by Stephen E. Gillen, Lawyer & Partner, Wood Herron & Evans --
If you’ve ever been published, then you’ve seen it before: a WHEREAS
and a THEREFORE
followed by eight or more pages of pre-printed, pedantic prose offered up by the editor as his/her “standard publishing contract.” Other than a few tiny spaces for your name, the title of the work, and the manuscript delivery date, the bulk of it looks as though it were long ago locked down in Century Schoolbook typeface.
But the truth is that there is more to review than the spelling of your name, choice of title, and projected completion date, and more to negotiate than you might realize or believe. Authors, you see, (particularly first-time authors) are an insecure lot. As often as not, you have toiled in isolation, hour after hour, wondering all the while whether your proposal or manuscript is good enough to get past the slush pile. More often than not, your anxiety is then validated by rejection after rejection until finally, for the good who are also lucky, a receptive editor signals an interest.
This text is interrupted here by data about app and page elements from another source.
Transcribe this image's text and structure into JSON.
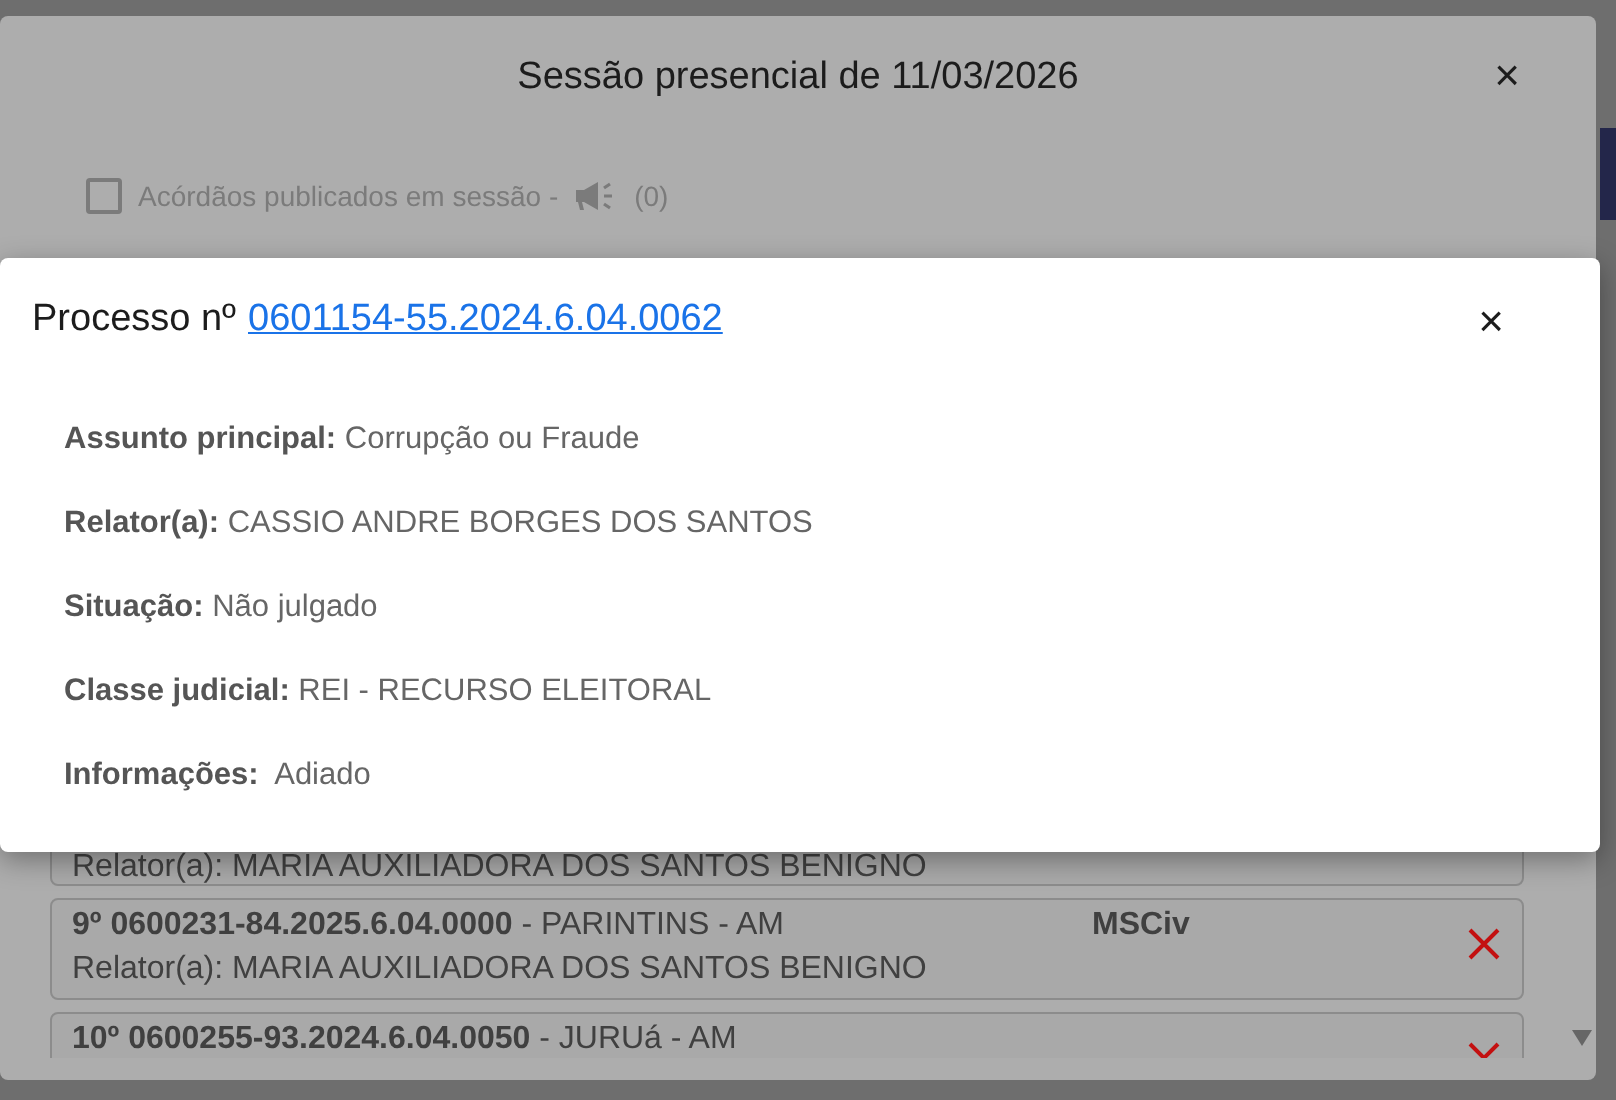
{
  "session_dialog": {
    "title": "Sessão presencial de 11/03/2026",
    "close": "×",
    "published_filter": {
      "label": "Acórdãos publicados em sessão -",
      "count": "(0)",
      "checked": false
    },
    "cards": [
      {
        "relator": "Relator(a): MARIA AUXILIADORA DOS SANTOS BENIGNO",
        "removable": false
      },
      {
        "heading": "**9º 0600231-84.2025.6.04.0000** - PARINTINS - AM",
        "relator": "Relator(a): MARIA AUXILIADORA DOS SANTOS BENIGNO",
        "class_code": "MSCiv",
        "removable": true
      },
      {
        "heading": "**10º 0600255-93.2024.6.04.0050** - JURUá - AM",
        "removable": true
      }
    ]
  },
  "process_dialog": {
    "title": "Processo nº",
    "process_link": "0601154-55.2024.6.04.0062",
    "close": "×",
    "fields": [
      {
        "text": "**Assunto principal:** Corrupção ou Fraude"
      },
      {
        "text": "**Relator(a):** CASSIO ANDRE BORGES DOS SANTOS"
      },
      {
        "text": "**Situação:** Não julgado"
      },
      {
        "text": "**Classe judicial:** REI - RECURSO ELEITORAL"
      },
      {
        "text": "**Informações:**  Adiado"
      }
    ]
  }
}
Navigating a Two-Way Street
Editors are under ever increasing pressure to sign new titles, meet publication dates, and deliver sales results. For many of them, these factors have a direct bearing on their year-end compensation (a circumstance that can work to your significant bargaining advantage as year-end approaches). While there are many aspiring first-time authors out there, only a relative handful will be published. If you have attracted interest or a contract offer, then you have already made the first cut. A reasonable list of tactfully stated concerns and requested amendments will only reinforce the impression that you are a competent and thorough professional. Moreover, the editor will have invested a significant amount of time in reviewing your proposal, perhaps getting outside reviews, preparing a pro forma profit and loss analysis, and drafting a publication plan and recommendation for his/her superiors. If you are not signed, all of this effort will have been for naught and the editor will be back to square one.
You Have to Do Your Homework
Negotiations are ultimately influenced by which side knows the most about the other side’s positions. The editor starts this contest with an advantage gained from experience in the market, experience doing other similar deals (undoubtedly many more than you have done), and the benefits of your perspective as reflected in your proposal. The way to get on an even footing with the editor/publisher is to learn more about the publisher’s plans for, and expectations of, your work—information that will help you evaluate your leverage and the editor’s weaknesses. Ask about these issues in the context of negotiating a book contract and the editor will evade them, hedge, or refuse to answer. Ask about them after the editor has indicated an interest in your work but before you engage in active, contract-focused negotiations—in the context of learning more about the editor/publisher, more about their list and their business, more about the market and your potential competition—and you may catch the editor still in his or her selling mode. Ask them yourself, in person or over the phone, (rather than through your lawyer), and you are more likely to get candid responses. Negotiations may be formal and may be best handled by your lawyer in order to preserve your relationship with your editor. But information gathering will be most effective if you do it in person. It may take some prodding, probing, wheedling, and cajoling, but the information you gather will prove valuable, so make sure you take copious notes.
Determine What’s Important to You
There is no one-size-fits-all solution. If you make your primary living as a professional writer, then money issues will likely be at the top of your list—advances, grants, royalties, and re-use rights should be the focus of your attention. If, on the other hand, you are an academic living by the “publish or perish” mantra and in search of the inner peace that tenure will bring, then the money issues may well take a back seat to ensuring that your work is actually published—on schedule and intact. If you are a professional of another sort (doctor, lawyer, accountant, consultant) and you view the book not so much as a revenue generator, but more as a promotional piece and as your professional bona fides, then your principal focus may well be on the non-compete provision and ensuring that it does not preclude you from engaging in the kind of professional writing, speaking, and consulting that does pay the bills.
Stephen E. Gillen teaches electronic media law at the University of Cincinnati College Conservatory of Music. He worked for nearly 20 years in publishing prior to entering private practice in the middle 1990s. He is presently a partner at Wood Herron & Evans where he concentrates his practice on publishing, media, and copyright matters. He is a longtime member of the Textbook & Academic Authors Association (TAA) Council and a regular speaker at TAA conferences. This article was excerpted from Stephen’s Guide to Textbook Publishing Contracts (Textbook & Academic Authors Association, 2017).